My commitment to the people of Mitchell is to stand up in this place for our community—for its great spirit of enterprise, its individualism, its spirit of volunteerism and its aspirational goals. It has become fashionable to dispense with aspirational goals, especially among the modern class of urbane, professional politicians. There is a species of leader whose achievement is to offend no-one, who stands for nothing. He or she has the great advantage of never being guilty of failure because they never advocated a standard that they might fail. I prefer the approach of Theodore Roosevelt, who said:
It is not the critic who counts; not the man who points out how the strong man stumbles or where the doer of deeds could have done them better. The credit belongs to the man who is actually in the arena; whose face is marred by dust and sweat and blood; who strives valiantly … who knows the great enthusiasms, the great devotions; who spends himself in a worthy cause; who, at best, knows … the triumph of high achievement; and who, at the worst, if he fails, at least fails while daring greatly, so that his place shall never be with those cold and timid souls who knew neither victory nor defeat.

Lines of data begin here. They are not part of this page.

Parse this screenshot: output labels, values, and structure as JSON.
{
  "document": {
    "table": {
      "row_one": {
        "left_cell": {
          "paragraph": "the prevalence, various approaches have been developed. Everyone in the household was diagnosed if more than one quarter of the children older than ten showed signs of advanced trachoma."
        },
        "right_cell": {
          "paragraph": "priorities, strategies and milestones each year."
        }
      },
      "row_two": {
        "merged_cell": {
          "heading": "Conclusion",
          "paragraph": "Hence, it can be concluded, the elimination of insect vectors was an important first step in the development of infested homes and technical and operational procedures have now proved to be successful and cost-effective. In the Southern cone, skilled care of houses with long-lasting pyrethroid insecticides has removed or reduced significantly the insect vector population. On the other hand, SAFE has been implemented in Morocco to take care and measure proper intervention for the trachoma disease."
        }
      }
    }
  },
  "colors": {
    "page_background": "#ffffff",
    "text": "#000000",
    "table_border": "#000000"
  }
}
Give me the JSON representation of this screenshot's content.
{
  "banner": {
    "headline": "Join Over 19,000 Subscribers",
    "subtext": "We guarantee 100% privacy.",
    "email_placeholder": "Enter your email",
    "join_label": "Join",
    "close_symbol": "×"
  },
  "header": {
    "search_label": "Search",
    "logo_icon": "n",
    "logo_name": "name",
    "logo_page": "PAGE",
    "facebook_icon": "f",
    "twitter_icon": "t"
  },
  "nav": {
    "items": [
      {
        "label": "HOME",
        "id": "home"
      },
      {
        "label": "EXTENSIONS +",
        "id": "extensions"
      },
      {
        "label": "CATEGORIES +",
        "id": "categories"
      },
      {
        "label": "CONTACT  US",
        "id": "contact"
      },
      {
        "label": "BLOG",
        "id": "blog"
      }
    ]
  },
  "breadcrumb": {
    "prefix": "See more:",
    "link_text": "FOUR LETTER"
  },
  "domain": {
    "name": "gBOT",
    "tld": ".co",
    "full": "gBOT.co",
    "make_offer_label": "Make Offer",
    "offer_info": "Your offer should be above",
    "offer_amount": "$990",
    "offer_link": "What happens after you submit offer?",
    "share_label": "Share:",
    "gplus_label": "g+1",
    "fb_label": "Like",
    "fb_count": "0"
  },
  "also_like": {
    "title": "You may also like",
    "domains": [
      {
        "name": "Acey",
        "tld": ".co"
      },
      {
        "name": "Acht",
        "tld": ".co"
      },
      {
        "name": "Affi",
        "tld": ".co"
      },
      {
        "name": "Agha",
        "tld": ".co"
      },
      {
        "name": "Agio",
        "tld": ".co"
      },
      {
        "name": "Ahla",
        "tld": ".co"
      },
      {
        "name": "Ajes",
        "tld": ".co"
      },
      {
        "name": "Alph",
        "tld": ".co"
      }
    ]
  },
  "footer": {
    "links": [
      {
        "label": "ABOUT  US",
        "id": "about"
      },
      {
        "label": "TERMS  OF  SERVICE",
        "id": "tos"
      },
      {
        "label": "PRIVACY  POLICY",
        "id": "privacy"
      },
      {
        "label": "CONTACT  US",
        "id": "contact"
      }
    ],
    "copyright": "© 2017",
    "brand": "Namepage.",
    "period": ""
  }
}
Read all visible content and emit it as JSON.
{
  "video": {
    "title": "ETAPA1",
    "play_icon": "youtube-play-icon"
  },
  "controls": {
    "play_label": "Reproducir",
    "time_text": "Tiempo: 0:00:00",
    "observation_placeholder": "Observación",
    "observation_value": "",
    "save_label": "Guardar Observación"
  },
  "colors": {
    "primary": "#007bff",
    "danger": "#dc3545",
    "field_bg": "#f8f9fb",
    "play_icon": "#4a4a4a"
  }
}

It is in that great spirit and in this great arena that I humbly devote myself to serving the people of Mitchell and the people of Australia for as long as I am fortunate enough to remain a member of this place.